### [TASK OBJECTIVE]
Repeat all of the records word for word, but skip any picture.

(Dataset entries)
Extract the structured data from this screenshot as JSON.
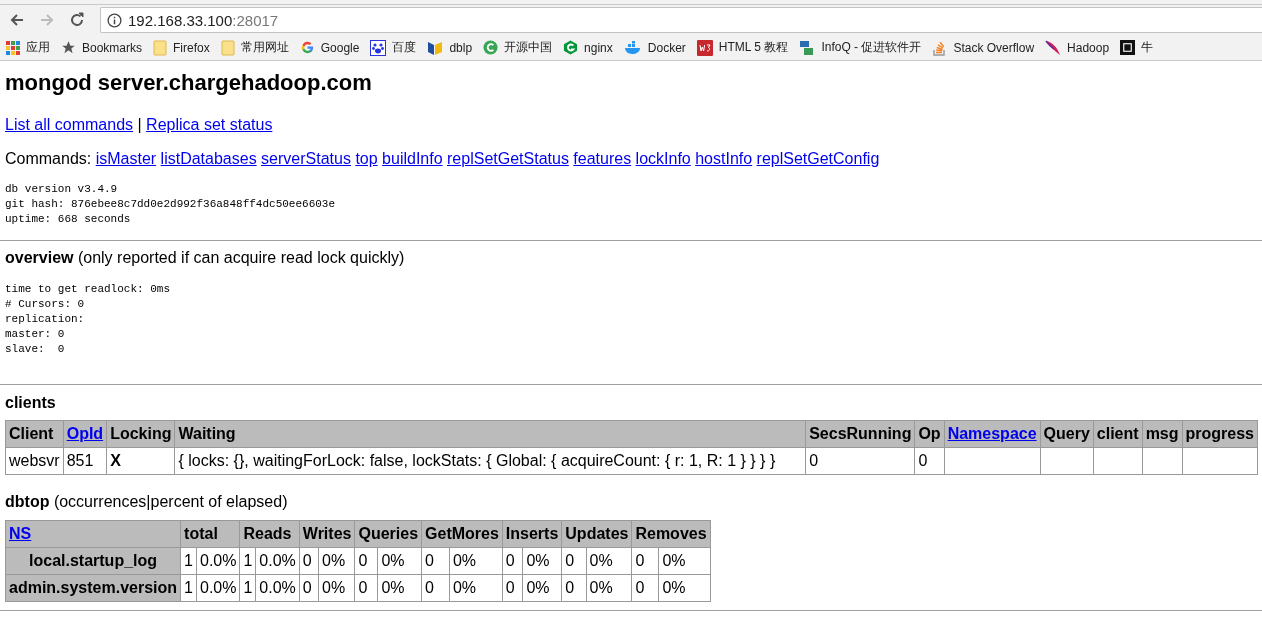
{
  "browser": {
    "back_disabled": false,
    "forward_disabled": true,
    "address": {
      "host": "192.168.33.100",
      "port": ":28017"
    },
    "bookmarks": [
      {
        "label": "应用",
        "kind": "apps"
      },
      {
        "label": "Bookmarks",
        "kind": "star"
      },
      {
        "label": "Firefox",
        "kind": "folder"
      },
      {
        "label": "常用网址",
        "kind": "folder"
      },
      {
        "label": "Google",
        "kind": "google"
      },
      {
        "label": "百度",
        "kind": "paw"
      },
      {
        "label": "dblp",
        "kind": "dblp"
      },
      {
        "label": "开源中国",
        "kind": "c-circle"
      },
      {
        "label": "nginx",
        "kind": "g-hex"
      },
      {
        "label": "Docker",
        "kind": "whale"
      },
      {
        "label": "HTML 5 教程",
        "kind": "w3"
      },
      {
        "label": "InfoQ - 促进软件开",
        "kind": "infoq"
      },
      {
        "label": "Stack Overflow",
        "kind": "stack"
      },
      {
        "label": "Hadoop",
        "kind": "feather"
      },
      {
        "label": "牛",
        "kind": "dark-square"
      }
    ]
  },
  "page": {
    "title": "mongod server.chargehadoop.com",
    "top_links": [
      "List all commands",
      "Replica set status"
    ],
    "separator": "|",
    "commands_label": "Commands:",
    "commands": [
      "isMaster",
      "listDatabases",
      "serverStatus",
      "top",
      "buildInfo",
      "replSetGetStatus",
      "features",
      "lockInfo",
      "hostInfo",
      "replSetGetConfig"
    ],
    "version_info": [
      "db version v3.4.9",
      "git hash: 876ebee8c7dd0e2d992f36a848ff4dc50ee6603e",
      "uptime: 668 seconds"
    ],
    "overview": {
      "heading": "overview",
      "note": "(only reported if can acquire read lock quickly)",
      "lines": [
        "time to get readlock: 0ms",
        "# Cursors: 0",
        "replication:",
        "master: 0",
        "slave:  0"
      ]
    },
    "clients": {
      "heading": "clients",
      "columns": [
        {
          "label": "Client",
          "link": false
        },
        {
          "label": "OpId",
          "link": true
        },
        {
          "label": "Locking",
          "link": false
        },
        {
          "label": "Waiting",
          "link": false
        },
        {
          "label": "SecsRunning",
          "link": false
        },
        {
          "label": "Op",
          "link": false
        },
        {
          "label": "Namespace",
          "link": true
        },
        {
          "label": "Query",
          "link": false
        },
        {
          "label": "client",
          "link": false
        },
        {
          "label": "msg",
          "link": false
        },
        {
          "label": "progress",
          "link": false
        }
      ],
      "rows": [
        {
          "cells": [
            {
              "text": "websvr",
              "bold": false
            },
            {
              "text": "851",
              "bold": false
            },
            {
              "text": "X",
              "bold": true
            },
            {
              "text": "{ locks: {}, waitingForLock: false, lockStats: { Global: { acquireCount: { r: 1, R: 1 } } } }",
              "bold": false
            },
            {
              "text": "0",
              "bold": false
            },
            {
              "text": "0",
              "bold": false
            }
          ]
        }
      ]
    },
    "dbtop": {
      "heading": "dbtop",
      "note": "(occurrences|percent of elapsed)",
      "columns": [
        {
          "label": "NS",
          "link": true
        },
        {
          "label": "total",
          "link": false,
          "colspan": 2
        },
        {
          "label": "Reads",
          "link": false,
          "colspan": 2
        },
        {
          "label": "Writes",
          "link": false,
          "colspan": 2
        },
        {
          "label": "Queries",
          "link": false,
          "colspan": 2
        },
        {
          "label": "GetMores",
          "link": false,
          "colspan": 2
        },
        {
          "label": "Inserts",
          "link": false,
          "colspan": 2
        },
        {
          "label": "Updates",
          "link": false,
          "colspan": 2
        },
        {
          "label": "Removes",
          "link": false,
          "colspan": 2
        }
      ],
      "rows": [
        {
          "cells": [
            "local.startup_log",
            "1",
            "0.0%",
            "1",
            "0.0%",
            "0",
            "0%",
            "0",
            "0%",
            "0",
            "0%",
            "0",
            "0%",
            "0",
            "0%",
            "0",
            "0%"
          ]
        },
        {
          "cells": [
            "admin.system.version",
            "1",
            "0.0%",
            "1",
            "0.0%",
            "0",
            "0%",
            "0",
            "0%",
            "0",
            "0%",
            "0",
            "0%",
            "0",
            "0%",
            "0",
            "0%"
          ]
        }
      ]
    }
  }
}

### [EXERCISE RESPONSE]
Extract the structured data from this screenshot as JSON.
{
  "browser": {
    "back_disabled": false,
    "forward_disabled": true,
    "address": {
      "host": "192.168.33.100",
      "port": ":28017"
    },
    "bookmarks": [
      {
        "label": "应用",
        "kind": "apps"
      },
      {
        "label": "Bookmarks",
        "kind": "star"
      },
      {
        "label": "Firefox",
        "kind": "folder"
      },
      {
        "label": "常用网址",
        "kind": "folder"
      },
      {
        "label": "Google",
        "kind": "google"
      },
      {
        "label": "百度",
        "kind": "paw"
      },
      {
        "label": "dblp",
        "kind": "dblp"
      },
      {
        "label": "开源中国",
        "kind": "c-circle"
      },
      {
        "label": "nginx",
        "kind": "g-hex"
      },
      {
        "label": "Docker",
        "kind": "whale"
      },
      {
        "label": "HTML 5 教程",
        "kind": "w3"
      },
      {
        "label": "InfoQ - 促进软件开",
        "kind": "infoq"
      },
      {
        "label": "Stack Overflow",
        "kind": "stack"
      },
      {
        "label": "Hadoop",
        "kind": "feather"
      },
      {
        "label": "牛",
        "kind": "dark-square"
      }
    ]
  },
  "page": {
    "title": "mongod server.chargehadoop.com",
    "top_links": [
      "List all commands",
      "Replica set status"
    ],
    "separator": "|",
    "commands_label": "Commands:",
    "commands": [
      "isMaster",
      "listDatabases",
      "serverStatus",
      "top",
      "buildInfo",
      "replSetGetStatus",
      "features",
      "lockInfo",
      "hostInfo",
      "replSetGetConfig"
    ],
    "version_info": [
      "db version v3.4.9",
      "git hash: 876ebee8c7dd0e2d992f36a848ff4dc50ee6603e",
      "uptime: 668 seconds"
    ],
    "overview": {
      "heading": "overview",
      "note": "(only reported if can acquire read lock quickly)",
      "lines": [
        "time to get readlock: 0ms",
        "# Cursors: 0",
        "replication:",
        "master: 0",
        "slave:  0"
      ]
    },
    "clients": {
      "heading": "clients",
      "columns": [
        {
          "label": "Client",
          "link": false
        },
        {
          "label": "OpId",
          "link": true
        },
        {
          "label": "Locking",
          "link": false
        },
        {
          "label": "Waiting",
          "link": false
        },
        {
          "label": "SecsRunning",
          "link": false
        },
        {
          "label": "Op",
          "link": false
        },
        {
          "label": "Namespace",
          "link": true
        },
        {
          "label": "Query",
          "link": false
        },
        {
          "label": "client",
          "link": false
        },
        {
          "label": "msg",
          "link": false
        },
        {
          "label": "progress",
          "link": false
        }
      ],
      "rows": [
        {
          "cells": [
            {
              "text": "websvr",
              "bold": false
            },
            {
              "text": "851",
              "bold": false
            },
            {
              "text": "X",
              "bold": true
            },
            {
              "text": "{ locks: {}, waitingForLock: false, lockStats: { Global: { acquireCount: { r: 1, R: 1 } } } }",
              "bold": false
            },
            {
              "text": "0",
              "bold": false
            },
            {
              "text": "0",
              "bold": false
            }
          ]
        }
      ]
    },
    "dbtop": {
      "heading": "dbtop",
      "note": "(occurrences|percent of elapsed)",
      "columns": [
        {
          "label": "NS",
          "link": true
        },
        {
          "label": "total",
          "link": false,
          "colspan": 2
        },
        {
          "label": "Reads",
          "link": false,
          "colspan": 2
        },
        {
          "label": "Writes",
          "link": false,
          "colspan": 2
        },
        {
          "label": "Queries",
          "link": false,
          "colspan": 2
        },
        {
          "label": "GetMores",
          "link": false,
          "colspan": 2
        },
        {
          "label": "Inserts",
          "link": false,
          "colspan": 2
        },
        {
          "label": "Updates",
          "link": false,
          "colspan": 2
        },
        {
          "label": "Removes",
          "link": false,
          "colspan": 2
        }
      ],
      "rows": [
        {
          "cells": [
            "local.startup_log",
            "1",
            "0.0%",
            "1",
            "0.0%",
            "0",
            "0%",
            "0",
            "0%",
            "0",
            "0%",
            "0",
            "0%",
            "0",
            "0%",
            "0",
            "0%"
          ]
        },
        {
          "cells": [
            "admin.system.version",
            "1",
            "0.0%",
            "1",
            "0.0%",
            "0",
            "0%",
            "0",
            "0%",
            "0",
            "0%",
            "0",
            "0%",
            "0",
            "0%",
            "0",
            "0%"
          ]
        }
      ]
    }
  }
}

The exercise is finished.